TASK PROMPT – What is needed here is each entry reproduced exactly, without its pictures.

DATA PROVIDED –

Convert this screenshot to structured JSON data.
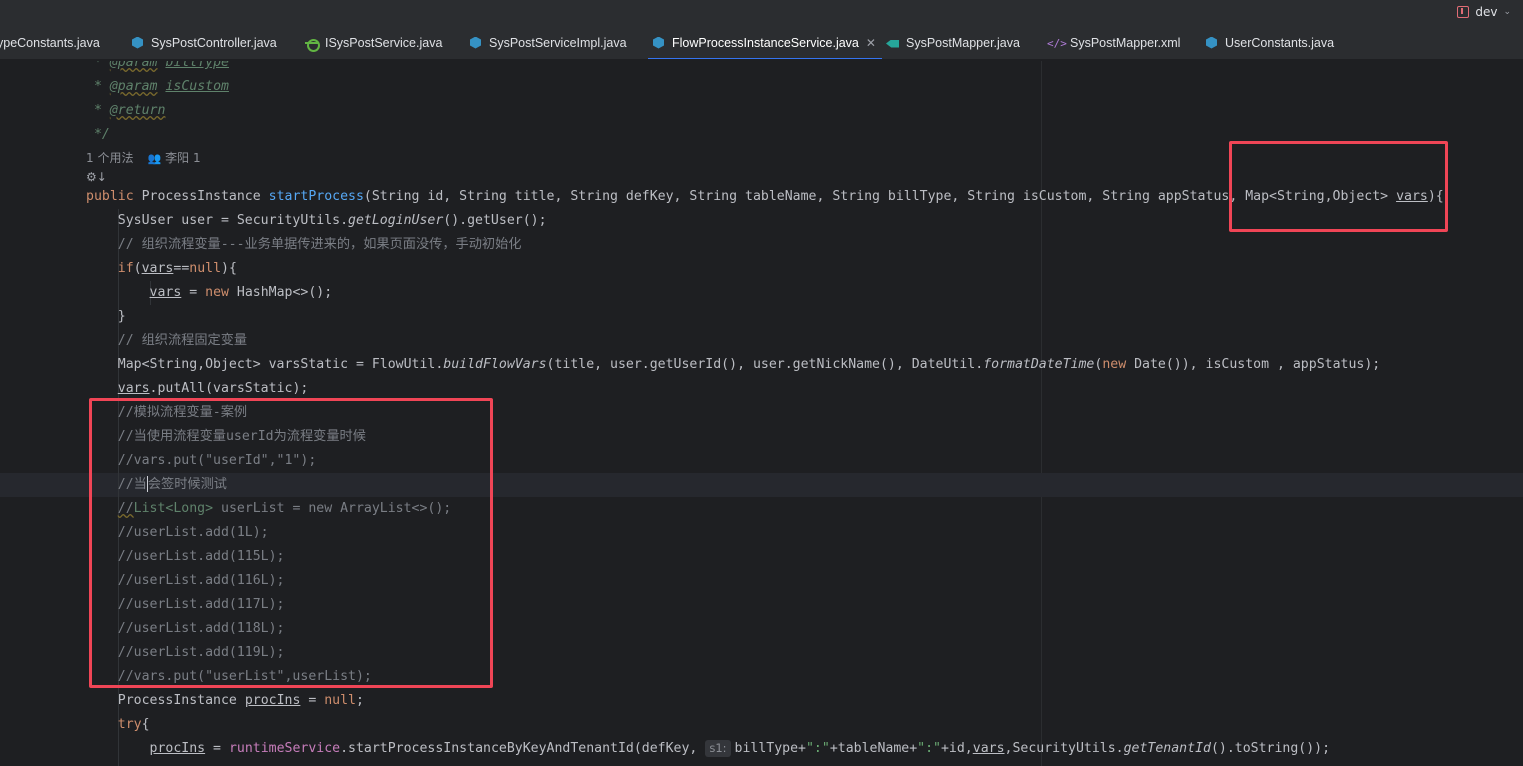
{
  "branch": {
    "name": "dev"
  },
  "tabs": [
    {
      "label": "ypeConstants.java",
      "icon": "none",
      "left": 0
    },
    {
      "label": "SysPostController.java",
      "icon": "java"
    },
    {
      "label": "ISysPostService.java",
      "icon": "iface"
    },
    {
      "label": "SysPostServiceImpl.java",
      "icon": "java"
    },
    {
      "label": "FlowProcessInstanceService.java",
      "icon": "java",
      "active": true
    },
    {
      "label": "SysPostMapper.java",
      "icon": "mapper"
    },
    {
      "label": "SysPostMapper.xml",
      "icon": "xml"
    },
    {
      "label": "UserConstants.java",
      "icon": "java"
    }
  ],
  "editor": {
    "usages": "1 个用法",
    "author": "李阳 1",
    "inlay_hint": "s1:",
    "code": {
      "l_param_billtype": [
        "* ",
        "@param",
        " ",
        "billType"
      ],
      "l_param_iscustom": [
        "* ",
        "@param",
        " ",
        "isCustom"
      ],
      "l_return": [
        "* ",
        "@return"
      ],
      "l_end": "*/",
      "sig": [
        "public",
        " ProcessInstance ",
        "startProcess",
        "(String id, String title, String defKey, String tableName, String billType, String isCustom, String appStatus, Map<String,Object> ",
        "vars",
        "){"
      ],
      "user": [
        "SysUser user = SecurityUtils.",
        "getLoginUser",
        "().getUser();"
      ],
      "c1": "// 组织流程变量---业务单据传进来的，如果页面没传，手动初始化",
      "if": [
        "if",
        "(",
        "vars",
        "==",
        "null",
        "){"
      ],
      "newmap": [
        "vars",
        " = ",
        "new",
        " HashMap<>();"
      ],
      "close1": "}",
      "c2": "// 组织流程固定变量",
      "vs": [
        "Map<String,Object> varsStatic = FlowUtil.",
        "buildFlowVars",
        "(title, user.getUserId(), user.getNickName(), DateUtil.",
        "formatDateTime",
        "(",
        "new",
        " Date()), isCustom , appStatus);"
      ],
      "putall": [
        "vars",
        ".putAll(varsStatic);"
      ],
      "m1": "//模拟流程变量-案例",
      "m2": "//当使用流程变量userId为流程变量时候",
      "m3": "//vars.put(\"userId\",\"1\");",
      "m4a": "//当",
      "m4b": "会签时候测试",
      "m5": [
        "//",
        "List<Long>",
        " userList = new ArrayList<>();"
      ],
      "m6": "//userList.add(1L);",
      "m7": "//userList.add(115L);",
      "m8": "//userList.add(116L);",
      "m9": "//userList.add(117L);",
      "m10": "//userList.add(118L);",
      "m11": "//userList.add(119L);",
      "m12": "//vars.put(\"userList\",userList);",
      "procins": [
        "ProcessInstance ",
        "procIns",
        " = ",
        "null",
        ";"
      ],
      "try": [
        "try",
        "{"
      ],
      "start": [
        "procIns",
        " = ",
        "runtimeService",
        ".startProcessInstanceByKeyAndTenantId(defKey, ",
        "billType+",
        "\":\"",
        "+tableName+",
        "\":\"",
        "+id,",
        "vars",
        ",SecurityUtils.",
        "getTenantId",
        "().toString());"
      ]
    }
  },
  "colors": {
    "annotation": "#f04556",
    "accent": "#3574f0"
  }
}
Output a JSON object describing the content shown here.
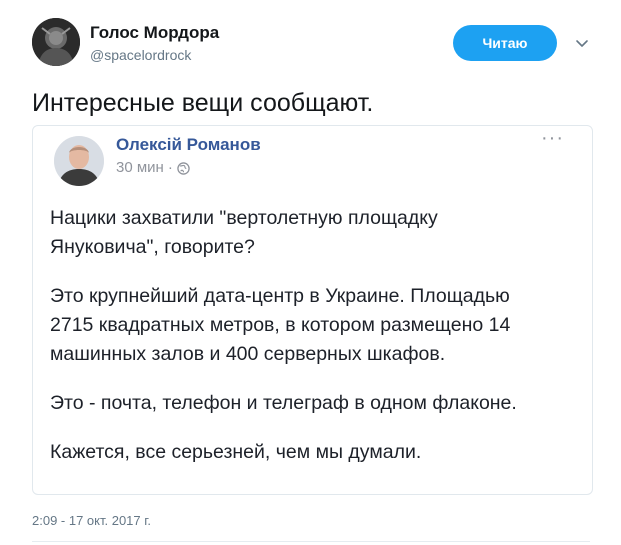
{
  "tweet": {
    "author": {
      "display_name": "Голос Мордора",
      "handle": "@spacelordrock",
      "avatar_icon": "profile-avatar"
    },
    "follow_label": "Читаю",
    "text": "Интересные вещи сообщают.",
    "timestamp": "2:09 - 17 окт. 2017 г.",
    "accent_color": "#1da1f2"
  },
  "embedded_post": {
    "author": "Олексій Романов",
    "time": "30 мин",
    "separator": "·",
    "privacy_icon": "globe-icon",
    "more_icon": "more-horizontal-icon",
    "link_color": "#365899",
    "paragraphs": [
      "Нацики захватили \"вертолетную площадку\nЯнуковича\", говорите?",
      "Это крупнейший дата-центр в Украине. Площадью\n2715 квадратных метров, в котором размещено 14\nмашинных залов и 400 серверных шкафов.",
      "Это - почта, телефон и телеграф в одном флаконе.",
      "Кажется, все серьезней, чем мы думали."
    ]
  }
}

RESPONSE FOR THIS EXERCISE –
Convert this screenshot to structured JSON data.
{
  "branch": {
    "name": "dev"
  },
  "tabs": [
    {
      "label": "ypeConstants.java",
      "icon": "none",
      "left": 0
    },
    {
      "label": "SysPostController.java",
      "icon": "java"
    },
    {
      "label": "ISysPostService.java",
      "icon": "iface"
    },
    {
      "label": "SysPostServiceImpl.java",
      "icon": "java"
    },
    {
      "label": "FlowProcessInstanceService.java",
      "icon": "java",
      "active": true
    },
    {
      "label": "SysPostMapper.java",
      "icon": "mapper"
    },
    {
      "label": "SysPostMapper.xml",
      "icon": "xml"
    },
    {
      "label": "UserConstants.java",
      "icon": "java"
    }
  ],
  "editor": {
    "usages": "1 个用法",
    "author": "李阳 1",
    "inlay_hint": "s1:",
    "code": {
      "l_param_billtype": [
        "* ",
        "@param",
        " ",
        "billType"
      ],
      "l_param_iscustom": [
        "* ",
        "@param",
        " ",
        "isCustom"
      ],
      "l_return": [
        "* ",
        "@return"
      ],
      "l_end": "*/",
      "sig": [
        "public",
        " ProcessInstance ",
        "startProcess",
        "(String id, String title, String defKey, String tableName, String billType, String isCustom, String appStatus, Map<String,Object> ",
        "vars",
        "){"
      ],
      "user": [
        "SysUser user = SecurityUtils.",
        "getLoginUser",
        "().getUser();"
      ],
      "c1": "// 组织流程变量---业务单据传进来的，如果页面没传，手动初始化",
      "if": [
        "if",
        "(",
        "vars",
        "==",
        "null",
        "){"
      ],
      "newmap": [
        "vars",
        " = ",
        "new",
        " HashMap<>();"
      ],
      "close1": "}",
      "c2": "// 组织流程固定变量",
      "vs": [
        "Map<String,Object> varsStatic = FlowUtil.",
        "buildFlowVars",
        "(title, user.getUserId(), user.getNickName(), DateUtil.",
        "formatDateTime",
        "(",
        "new",
        " Date()), isCustom , appStatus);"
      ],
      "putall": [
        "vars",
        ".putAll(varsStatic);"
      ],
      "m1": "//模拟流程变量-案例",
      "m2": "//当使用流程变量userId为流程变量时候",
      "m3": "//vars.put(\"userId\",\"1\");",
      "m4a": "//当",
      "m4b": "会签时候测试",
      "m5": [
        "//",
        "List<Long>",
        " userList = new ArrayList<>();"
      ],
      "m6": "//userList.add(1L);",
      "m7": "//userList.add(115L);",
      "m8": "//userList.add(116L);",
      "m9": "//userList.add(117L);",
      "m10": "//userList.add(118L);",
      "m11": "//userList.add(119L);",
      "m12": "//vars.put(\"userList\",userList);",
      "procins": [
        "ProcessInstance ",
        "procIns",
        " = ",
        "null",
        ";"
      ],
      "try": [
        "try",
        "{"
      ],
      "start": [
        "procIns",
        " = ",
        "runtimeService",
        ".startProcessInstanceByKeyAndTenantId(defKey, ",
        "billType+",
        "\":\"",
        "+tableName+",
        "\":\"",
        "+id,",
        "vars",
        ",SecurityUtils.",
        "getTenantId",
        "().toString());"
      ]
    }
  },
  "colors": {
    "annotation": "#f04556",
    "accent": "#3574f0"
  }
}
Output a JSON object describing the content shown here.
{
  "tweet": {
    "author": {
      "display_name": "Голос Мордора",
      "handle": "@spacelordrock",
      "avatar_icon": "profile-avatar"
    },
    "follow_label": "Читаю",
    "text": "Интересные вещи сообщают.",
    "timestamp": "2:09 - 17 окт. 2017 г.",
    "accent_color": "#1da1f2"
  },
  "embedded_post": {
    "author": "Олексій Романов",
    "time": "30 мин",
    "separator": "·",
    "privacy_icon": "globe-icon",
    "more_icon": "more-horizontal-icon",
    "link_color": "#365899",
    "paragraphs": [
      "Нацики захватили \"вертолетную площадку\nЯнуковича\", говорите?",
      "Это крупнейший дата-центр в Украине. Площадью\n2715 квадратных метров, в котором размещено 14\nмашинных залов и 400 серверных шкафов.",
      "Это - почта, телефон и телеграф в одном флаконе.",
      "Кажется, все серьезней, чем мы думали."
    ]
  }
}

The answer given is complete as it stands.